(Dataset rows describing interfaces)
☆ ☆ ☆

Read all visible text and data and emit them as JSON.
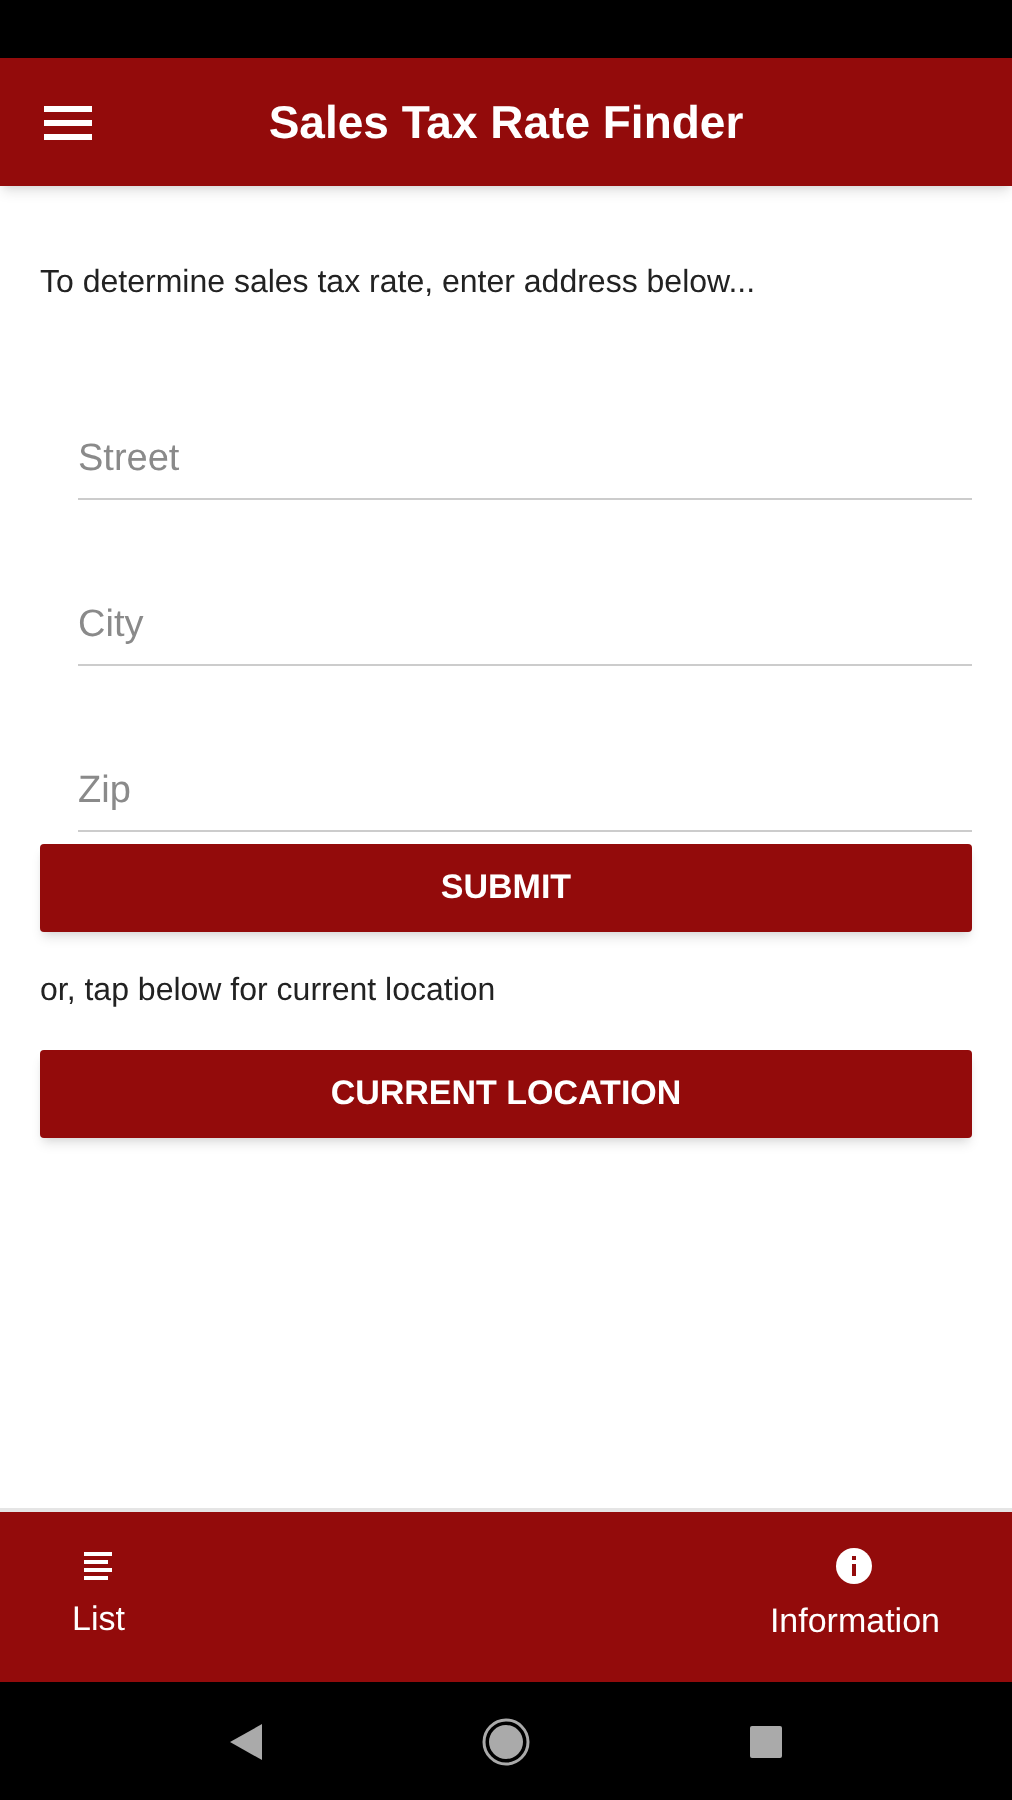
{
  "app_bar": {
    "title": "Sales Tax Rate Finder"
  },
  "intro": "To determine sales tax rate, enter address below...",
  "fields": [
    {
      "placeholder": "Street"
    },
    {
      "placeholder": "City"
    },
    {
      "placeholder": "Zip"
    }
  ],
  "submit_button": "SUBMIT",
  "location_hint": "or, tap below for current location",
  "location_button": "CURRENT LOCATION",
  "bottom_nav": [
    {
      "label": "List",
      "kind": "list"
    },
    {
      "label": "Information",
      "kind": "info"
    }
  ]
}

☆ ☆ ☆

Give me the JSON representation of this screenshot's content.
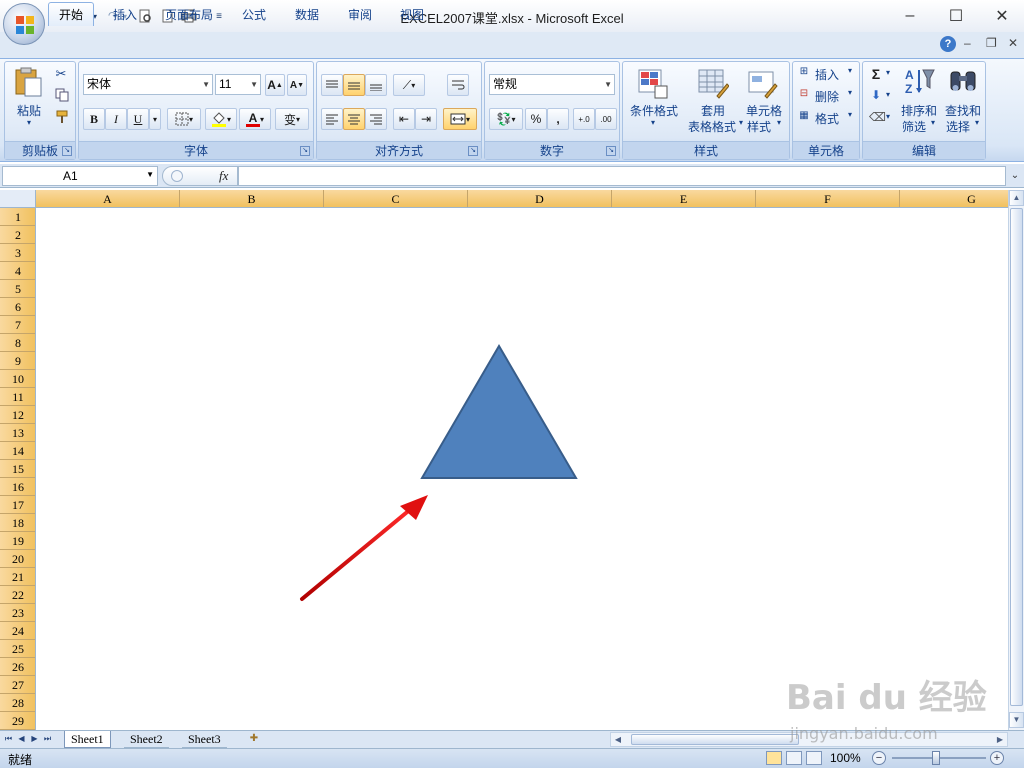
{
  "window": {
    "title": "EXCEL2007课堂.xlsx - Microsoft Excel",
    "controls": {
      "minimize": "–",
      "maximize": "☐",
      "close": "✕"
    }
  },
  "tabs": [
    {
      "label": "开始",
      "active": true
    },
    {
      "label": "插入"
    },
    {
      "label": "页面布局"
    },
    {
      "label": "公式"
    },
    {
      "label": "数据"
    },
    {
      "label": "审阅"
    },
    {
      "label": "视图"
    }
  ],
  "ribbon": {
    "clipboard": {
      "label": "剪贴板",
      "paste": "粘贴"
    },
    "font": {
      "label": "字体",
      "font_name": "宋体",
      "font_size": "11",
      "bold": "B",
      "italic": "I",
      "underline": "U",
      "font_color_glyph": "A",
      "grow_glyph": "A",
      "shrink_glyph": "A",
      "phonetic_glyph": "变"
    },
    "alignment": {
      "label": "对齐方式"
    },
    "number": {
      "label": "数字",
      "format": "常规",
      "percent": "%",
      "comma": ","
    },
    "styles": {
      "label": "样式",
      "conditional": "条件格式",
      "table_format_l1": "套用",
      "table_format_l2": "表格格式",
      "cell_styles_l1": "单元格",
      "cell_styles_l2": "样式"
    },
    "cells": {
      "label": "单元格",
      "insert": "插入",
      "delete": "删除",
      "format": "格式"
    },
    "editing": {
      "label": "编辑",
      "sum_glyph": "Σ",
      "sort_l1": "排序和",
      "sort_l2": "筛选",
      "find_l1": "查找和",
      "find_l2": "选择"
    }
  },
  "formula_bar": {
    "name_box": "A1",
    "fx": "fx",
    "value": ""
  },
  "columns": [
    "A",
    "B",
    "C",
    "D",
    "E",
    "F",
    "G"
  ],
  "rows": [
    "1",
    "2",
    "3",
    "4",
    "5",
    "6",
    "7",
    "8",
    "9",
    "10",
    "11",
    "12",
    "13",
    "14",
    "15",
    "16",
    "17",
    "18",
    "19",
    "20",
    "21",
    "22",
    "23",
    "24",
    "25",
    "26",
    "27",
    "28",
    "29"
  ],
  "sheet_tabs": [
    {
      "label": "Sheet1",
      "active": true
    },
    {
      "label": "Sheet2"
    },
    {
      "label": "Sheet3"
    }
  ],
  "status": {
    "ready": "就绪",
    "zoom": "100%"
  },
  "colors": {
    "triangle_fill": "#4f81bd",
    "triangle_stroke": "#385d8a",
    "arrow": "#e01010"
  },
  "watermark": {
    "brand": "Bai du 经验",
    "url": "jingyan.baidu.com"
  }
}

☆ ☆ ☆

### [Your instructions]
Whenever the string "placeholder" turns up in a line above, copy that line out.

### [Answer for this exercise]
      "placeholder": "Street"
      "placeholder": "City"
      "placeholder": "Zip"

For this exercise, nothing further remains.